* [TASK STATEMENT]: Each line that includes the word "title" should be copied from the records.

/---

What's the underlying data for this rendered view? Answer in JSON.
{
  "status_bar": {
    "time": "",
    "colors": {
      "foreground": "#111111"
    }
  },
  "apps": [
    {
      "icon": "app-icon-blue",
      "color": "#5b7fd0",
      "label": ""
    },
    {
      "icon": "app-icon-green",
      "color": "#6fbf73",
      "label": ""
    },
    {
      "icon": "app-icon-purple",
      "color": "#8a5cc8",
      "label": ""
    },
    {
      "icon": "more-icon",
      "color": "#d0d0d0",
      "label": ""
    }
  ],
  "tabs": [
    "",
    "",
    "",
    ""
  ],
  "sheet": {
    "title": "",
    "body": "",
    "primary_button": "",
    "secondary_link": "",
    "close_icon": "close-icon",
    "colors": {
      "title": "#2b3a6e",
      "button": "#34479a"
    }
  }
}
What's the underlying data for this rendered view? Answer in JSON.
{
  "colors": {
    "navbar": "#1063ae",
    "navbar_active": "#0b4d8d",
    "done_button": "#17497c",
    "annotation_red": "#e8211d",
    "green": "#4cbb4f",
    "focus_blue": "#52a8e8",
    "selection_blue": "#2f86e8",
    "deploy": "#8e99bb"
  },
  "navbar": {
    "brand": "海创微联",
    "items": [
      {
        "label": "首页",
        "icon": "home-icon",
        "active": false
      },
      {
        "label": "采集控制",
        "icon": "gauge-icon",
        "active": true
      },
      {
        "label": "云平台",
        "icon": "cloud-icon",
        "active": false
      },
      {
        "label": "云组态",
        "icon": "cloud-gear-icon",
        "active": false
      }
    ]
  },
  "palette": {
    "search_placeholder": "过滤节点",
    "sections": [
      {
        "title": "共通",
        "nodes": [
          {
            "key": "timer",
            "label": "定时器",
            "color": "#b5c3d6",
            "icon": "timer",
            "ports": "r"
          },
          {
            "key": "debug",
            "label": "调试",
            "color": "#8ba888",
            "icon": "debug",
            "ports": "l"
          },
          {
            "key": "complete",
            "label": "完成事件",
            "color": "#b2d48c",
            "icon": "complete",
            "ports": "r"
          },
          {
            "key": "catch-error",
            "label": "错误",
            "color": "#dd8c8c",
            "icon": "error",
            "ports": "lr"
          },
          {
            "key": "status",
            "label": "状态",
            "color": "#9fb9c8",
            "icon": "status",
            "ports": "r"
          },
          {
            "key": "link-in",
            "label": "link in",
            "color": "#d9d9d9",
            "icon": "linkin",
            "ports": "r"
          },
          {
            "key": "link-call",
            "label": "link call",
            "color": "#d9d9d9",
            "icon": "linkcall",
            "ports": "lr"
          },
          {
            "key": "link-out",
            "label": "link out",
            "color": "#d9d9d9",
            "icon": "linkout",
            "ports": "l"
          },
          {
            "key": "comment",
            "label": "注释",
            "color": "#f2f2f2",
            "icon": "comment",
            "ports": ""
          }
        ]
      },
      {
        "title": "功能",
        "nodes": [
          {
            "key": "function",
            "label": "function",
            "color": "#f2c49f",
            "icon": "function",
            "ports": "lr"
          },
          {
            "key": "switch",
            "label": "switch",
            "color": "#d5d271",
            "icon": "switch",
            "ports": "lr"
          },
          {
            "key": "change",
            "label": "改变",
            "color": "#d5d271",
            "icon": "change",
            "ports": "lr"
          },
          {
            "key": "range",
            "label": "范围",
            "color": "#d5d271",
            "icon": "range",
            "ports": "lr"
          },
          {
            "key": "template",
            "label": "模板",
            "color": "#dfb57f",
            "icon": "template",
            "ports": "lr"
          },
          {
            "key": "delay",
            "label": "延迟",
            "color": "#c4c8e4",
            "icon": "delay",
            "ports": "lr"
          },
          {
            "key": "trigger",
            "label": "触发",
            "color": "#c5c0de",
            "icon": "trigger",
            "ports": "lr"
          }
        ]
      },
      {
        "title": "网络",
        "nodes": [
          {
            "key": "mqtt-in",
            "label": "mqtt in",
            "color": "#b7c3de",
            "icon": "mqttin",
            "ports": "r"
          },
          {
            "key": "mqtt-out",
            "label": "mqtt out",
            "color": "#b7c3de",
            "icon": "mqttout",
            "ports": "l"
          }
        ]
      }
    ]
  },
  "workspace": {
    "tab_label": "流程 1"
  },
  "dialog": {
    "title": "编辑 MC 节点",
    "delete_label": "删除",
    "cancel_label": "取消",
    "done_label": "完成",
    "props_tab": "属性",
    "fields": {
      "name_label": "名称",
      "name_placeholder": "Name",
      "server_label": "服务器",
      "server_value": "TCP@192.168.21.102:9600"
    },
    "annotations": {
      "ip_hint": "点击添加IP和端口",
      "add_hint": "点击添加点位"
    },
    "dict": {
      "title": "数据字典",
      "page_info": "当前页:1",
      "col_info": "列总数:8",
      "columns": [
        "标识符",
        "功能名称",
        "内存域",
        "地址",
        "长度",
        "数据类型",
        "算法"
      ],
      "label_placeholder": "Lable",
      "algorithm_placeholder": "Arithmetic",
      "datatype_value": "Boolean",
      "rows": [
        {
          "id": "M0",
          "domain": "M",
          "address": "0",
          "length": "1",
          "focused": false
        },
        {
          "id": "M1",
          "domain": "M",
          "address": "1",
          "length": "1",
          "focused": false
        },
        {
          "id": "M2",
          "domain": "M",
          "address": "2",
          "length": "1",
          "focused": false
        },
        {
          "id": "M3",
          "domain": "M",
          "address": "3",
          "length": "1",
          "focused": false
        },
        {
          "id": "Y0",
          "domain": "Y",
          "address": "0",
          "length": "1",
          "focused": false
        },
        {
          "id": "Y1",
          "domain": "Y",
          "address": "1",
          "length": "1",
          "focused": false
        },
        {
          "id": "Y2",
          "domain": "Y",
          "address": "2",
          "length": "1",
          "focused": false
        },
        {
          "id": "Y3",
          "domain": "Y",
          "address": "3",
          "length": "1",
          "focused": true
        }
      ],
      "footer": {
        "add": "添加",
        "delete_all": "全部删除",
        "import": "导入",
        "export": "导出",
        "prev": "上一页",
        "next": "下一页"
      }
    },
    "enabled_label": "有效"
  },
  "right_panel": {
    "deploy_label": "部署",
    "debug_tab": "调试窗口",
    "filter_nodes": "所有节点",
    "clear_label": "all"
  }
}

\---

* [ANSWER TO THE PROBLEM]:
    "title": "",
      "title": "#2b3a6e",
        "title": "共通",
        "title": "功能",
        "title": "网络",
    "title": "编辑 MC 节点",
      "title": "数据字典",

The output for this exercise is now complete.